The records must be repeated exactly and in their entirety.

[Task input]

:::::

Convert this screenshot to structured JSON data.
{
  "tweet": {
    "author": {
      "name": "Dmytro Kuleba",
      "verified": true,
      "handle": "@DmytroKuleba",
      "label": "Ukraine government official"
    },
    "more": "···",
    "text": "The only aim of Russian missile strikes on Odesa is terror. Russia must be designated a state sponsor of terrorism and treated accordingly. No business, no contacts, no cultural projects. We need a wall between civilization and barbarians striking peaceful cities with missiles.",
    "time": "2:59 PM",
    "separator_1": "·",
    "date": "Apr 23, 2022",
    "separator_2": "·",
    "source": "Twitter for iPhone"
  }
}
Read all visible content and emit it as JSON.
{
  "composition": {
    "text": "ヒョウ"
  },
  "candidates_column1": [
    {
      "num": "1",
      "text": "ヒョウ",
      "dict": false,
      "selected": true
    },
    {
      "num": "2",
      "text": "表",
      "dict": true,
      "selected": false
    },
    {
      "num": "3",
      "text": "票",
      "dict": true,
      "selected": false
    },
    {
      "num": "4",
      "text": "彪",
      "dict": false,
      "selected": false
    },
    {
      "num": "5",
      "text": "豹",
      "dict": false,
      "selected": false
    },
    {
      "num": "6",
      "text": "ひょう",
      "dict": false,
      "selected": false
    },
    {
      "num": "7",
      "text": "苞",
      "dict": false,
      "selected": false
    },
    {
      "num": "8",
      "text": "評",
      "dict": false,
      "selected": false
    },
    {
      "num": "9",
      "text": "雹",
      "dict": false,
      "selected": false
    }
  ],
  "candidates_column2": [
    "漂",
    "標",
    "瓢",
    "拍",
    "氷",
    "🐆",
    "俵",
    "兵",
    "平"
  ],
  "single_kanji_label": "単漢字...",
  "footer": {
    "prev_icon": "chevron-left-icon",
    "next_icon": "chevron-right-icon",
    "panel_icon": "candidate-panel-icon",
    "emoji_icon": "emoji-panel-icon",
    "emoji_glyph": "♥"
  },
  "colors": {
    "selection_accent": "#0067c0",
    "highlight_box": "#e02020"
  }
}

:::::

[Result of this task]
Convert this screenshot to structured JSON data.
{
  "tweet": {
    "author": {
      "name": "Dmytro Kuleba",
      "verified": true,
      "handle": "@DmytroKuleba",
      "label": "Ukraine government official"
    },
    "more": "···",
    "text": "The only aim of Russian missile strikes on Odesa is terror. Russia must be designated a state sponsor of terrorism and treated accordingly. No business, no contacts, no cultural projects. We need a wall between civilization and barbarians striking peaceful cities with missiles.",
    "time": "2:59 PM",
    "separator_1": "·",
    "date": "Apr 23, 2022",
    "separator_2": "·",
    "source": "Twitter for iPhone"
  }
}
Read all visible content and emit it as JSON.
{
  "composition": {
    "text": "ヒョウ"
  },
  "candidates_column1": [
    {
      "num": "1",
      "text": "ヒョウ",
      "dict": false,
      "selected": true
    },
    {
      "num": "2",
      "text": "表",
      "dict": true,
      "selected": false
    },
    {
      "num": "3",
      "text": "票",
      "dict": true,
      "selected": false
    },
    {
      "num": "4",
      "text": "彪",
      "dict": false,
      "selected": false
    },
    {
      "num": "5",
      "text": "豹",
      "dict": false,
      "selected": false
    },
    {
      "num": "6",
      "text": "ひょう",
      "dict": false,
      "selected": false
    },
    {
      "num": "7",
      "text": "苞",
      "dict": false,
      "selected": false
    },
    {
      "num": "8",
      "text": "評",
      "dict": false,
      "selected": false
    },
    {
      "num": "9",
      "text": "雹",
      "dict": false,
      "selected": false
    }
  ],
  "candidates_column2": [
    "漂",
    "標",
    "瓢",
    "拍",
    "氷",
    "🐆",
    "俵",
    "兵",
    "平"
  ],
  "single_kanji_label": "単漢字...",
  "footer": {
    "prev_icon": "chevron-left-icon",
    "next_icon": "chevron-right-icon",
    "panel_icon": "candidate-panel-icon",
    "emoji_icon": "emoji-panel-icon",
    "emoji_glyph": "♥"
  },
  "colors": {
    "selection_accent": "#0067c0",
    "highlight_box": "#e02020"
  }
}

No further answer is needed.